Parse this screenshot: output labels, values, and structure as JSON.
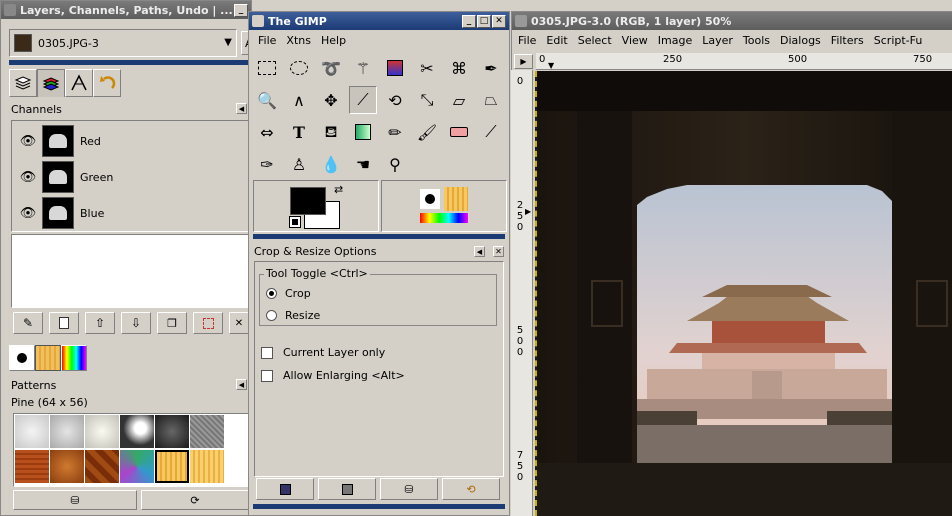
{
  "layers_dialog": {
    "title": "Layers, Channels, Paths, Undo | ...",
    "image_select": "0305.JPG-3",
    "auto_button": "A",
    "channels_label": "Channels",
    "channels": [
      "Red",
      "Green",
      "Blue"
    ],
    "patterns_label": "Patterns",
    "pattern_name": "Pine (64 x 56)"
  },
  "toolbox": {
    "title": "The GIMP",
    "menu": [
      "File",
      "Xtns",
      "Help"
    ],
    "options_title": "Crop & Resize Options",
    "tool_toggle_label": "Tool Toggle  <Ctrl>",
    "radio_crop": "Crop",
    "radio_resize": "Resize",
    "check_current_layer": "Current Layer only",
    "check_allow_enlarging": "Allow Enlarging  <Alt>"
  },
  "image_window": {
    "title": "0305.JPG-3.0 (RGB, 1 layer) 50%",
    "menu": [
      "File",
      "Edit",
      "Select",
      "View",
      "Image",
      "Layer",
      "Tools",
      "Dialogs",
      "Filters",
      "Script-Fu"
    ],
    "ruler_h": [
      "0",
      "250",
      "500",
      "750"
    ],
    "ruler_v": [
      "0",
      "250",
      "500",
      "750"
    ]
  },
  "colors": {
    "title_active": "#1c3a74",
    "title_inactive": "#5d5d5d",
    "panel_bg": "#d4d0c8",
    "foreground": "#000000",
    "background": "#ffffff"
  }
}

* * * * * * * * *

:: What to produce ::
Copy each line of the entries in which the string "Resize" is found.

:: Solution to this problem ::
    "options_title": "Crop & Resize Options",
    "radio_resize": "Resize",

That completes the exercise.